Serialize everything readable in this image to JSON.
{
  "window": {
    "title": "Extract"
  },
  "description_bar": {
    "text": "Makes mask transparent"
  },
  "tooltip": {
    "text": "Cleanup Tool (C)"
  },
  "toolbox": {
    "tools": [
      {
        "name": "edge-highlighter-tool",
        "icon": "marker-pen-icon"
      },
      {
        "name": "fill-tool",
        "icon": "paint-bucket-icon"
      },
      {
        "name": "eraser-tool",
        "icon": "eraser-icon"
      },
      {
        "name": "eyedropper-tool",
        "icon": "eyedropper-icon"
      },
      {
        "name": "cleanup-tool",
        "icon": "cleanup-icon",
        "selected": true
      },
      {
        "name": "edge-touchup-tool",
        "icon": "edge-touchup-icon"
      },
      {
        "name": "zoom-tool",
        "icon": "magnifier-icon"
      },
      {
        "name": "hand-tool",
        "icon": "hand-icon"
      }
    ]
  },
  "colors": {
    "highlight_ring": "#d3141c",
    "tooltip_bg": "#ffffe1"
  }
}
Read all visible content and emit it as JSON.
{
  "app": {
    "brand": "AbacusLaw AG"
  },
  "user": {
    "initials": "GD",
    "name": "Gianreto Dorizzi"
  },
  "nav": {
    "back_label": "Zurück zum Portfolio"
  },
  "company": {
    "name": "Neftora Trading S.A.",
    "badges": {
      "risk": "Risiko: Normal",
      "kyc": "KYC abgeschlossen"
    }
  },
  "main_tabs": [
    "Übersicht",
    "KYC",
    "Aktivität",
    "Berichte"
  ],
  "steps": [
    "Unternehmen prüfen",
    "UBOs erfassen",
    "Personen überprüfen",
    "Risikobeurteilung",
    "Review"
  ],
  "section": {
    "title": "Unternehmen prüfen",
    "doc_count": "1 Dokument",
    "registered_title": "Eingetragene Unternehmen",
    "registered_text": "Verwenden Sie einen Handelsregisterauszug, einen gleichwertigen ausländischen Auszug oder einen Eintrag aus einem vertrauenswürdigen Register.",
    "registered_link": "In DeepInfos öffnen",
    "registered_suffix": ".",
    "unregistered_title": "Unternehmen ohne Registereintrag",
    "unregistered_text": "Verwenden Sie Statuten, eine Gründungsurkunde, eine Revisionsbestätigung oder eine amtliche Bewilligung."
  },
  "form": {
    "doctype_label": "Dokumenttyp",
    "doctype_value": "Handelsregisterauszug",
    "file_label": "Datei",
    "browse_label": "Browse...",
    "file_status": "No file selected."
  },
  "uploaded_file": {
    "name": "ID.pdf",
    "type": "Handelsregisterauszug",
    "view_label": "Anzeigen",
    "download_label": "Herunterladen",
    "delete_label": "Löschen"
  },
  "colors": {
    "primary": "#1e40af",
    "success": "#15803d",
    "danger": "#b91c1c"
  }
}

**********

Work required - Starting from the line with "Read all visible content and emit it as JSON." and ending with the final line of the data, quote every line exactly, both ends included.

Solution to the exercise -
Read all visible content and emit it as JSON.
{
  "app": {
    "brand": "AbacusLaw AG"
  },
  "user": {
    "initials": "GD",
    "name": "Gianreto Dorizzi"
  },
  "nav": {
    "back_label": "Zurück zum Portfolio"
  },
  "company": {
    "name": "Neftora Trading S.A.",
    "badges": {
      "risk": "Risiko: Normal",
      "kyc": "KYC abgeschlossen"
    }
  },
  "main_tabs": [
    "Übersicht",
    "KYC",
    "Aktivität",
    "Berichte"
  ],
  "steps": [
    "Unternehmen prüfen",
    "UBOs erfassen",
    "Personen überprüfen",
    "Risikobeurteilung",
    "Review"
  ],
  "section": {
    "title": "Unternehmen prüfen",
    "doc_count": "1 Dokument",
    "registered_title": "Eingetragene Unternehmen",
    "registered_text": "Verwenden Sie einen Handelsregisterauszug, einen gleichwertigen ausländischen Auszug oder einen Eintrag aus einem vertrauenswürdigen Register.",
    "registered_link": "In DeepInfos öffnen",
    "registered_suffix": ".",
    "unregistered_title": "Unternehmen ohne Registereintrag",
    "unregistered_text": "Verwenden Sie Statuten, eine Gründungsurkunde, eine Revisionsbestätigung oder eine amtliche Bewilligung."
  },
  "form": {
    "doctype_label": "Dokumenttyp",
    "doctype_value": "Handelsregisterauszug",
    "file_label": "Datei",
    "browse_label": "Browse...",
    "file_status": "No file selected."
  },
  "uploaded_file": {
    "name": "ID.pdf",
    "type": "Handelsregisterauszug",
    "view_label": "Anzeigen",
    "download_label": "Herunterladen",
    "delete_label": "Löschen"
  },
  "colors": {
    "primary": "#1e40af",
    "success": "#15803d",
    "danger": "#b91c1c"
  }
}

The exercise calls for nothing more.